Einat Wilf – razor-sharp master of many trades
The visit of Dr Einat Wilf to South Africa recently, organised by WIZO and the South African Zionist Federation, presented a version of the word that doesn’t often get a hearing in today’s soundbite saturated media environment.
Wilf is an Ivy League-educated scholar, self-identifying atheist, and feminist, who is a passionate supporter of LGBT rights and believes in the legalising of marijuana. She is also a Zionist, a strong advocate of the two-state solution and a sharp critic of Prime Minister Benjamin Netanyahu.
Wilf served as intelligence office in the Israel Defence Forces, is a former adviser to President Shimon Peres and is a member of the Knesset Foreign Affairs and Defence Committee.
Since finishing her term in politics, Wilf has used her unusual set of talents and perspectives to act as a sort of “roaming ambassador”, giving Israel’s perspective to eager audiences around the world.
She is especially popular among “progressive” Jewish groups because of her political positioning. Utilising her razor-sharp insights, she has delved deeply into the key issues facing Israel and the Jewish people, writing about everything from electoral reform to the Israeli education system.
Her South Africa tour also included interviews on local media as well as talks before a variety of audiences, both Jewish, and the wider community, and her balanced but critical style was well received.
After a series of talks in Johannesburg last week to various audiences, she headed to Cape Town as keynote speaker at the opening night of WIZO South Africa’s 35th Triennial Conference, where she explored how Zionism and feminism have both become taboo concepts.

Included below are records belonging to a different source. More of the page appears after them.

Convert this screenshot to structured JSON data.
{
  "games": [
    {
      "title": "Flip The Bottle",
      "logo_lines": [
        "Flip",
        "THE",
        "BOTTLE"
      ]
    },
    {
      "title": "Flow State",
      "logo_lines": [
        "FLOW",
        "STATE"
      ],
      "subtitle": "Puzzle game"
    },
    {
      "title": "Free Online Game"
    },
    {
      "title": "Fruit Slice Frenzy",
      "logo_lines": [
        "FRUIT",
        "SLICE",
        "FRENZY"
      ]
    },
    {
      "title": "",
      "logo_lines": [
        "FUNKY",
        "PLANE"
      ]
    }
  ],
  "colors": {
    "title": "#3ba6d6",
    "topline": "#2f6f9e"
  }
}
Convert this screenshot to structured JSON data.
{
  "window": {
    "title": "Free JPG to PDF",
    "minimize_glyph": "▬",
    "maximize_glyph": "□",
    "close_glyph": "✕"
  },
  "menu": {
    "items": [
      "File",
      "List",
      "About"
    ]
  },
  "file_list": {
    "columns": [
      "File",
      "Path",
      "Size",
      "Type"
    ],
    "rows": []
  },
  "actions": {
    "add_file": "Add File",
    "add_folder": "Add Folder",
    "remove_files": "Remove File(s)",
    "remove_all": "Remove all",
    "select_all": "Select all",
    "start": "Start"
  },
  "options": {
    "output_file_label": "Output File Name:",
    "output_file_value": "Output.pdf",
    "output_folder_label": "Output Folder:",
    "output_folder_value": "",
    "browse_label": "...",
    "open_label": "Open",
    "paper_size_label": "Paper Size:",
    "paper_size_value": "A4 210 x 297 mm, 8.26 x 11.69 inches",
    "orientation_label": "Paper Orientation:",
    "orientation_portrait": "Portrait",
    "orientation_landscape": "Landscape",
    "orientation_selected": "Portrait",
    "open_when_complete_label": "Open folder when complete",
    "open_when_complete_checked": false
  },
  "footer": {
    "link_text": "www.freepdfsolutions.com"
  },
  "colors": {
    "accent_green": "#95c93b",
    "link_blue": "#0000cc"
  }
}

Throughout her engagements, she focused attention on the global campaign to de-legitimise the State of Israel. She noted that South Africa had become a sort of “ground zero” for the global boycott campaign because the country successfully transitioned from apartheid to democracy. The country serves as a key hub where ideas about the conflict are being formed and spread.
By targeting problematic ideas such as “labelling” of goods while they are small and still growing in South Africa, she argued that they could be significantly blunted before they become a bigger more expensive problem when they inevitably arrive in Europe and America.
She says she is one of the few from the Israeli policy establishment who seems to grasp the importance of the “apartheid analogy” and the damage that it can do to Israel’s interest and world Jewry as a whole.
At one presentation on Syria and Iraq, a member of a major national think-tank called her talk “dazzling”.
She was also asked what Israel could learn from the South African experience. Leaning on her knowledge of Ireland, she said that in other conflicts the two sides had always reached “symmetry” – the state where no one power can impose its will on the other – a situation which then leads to negotiation.
The Israeli-Palestinian case she argued, is different; the Palestinians still believe that Israel can be defeated and will keep fighting as long as they believe this. Therefore, she argued, only a very powerful Israel can convince them to drop that narrative and move toward peace.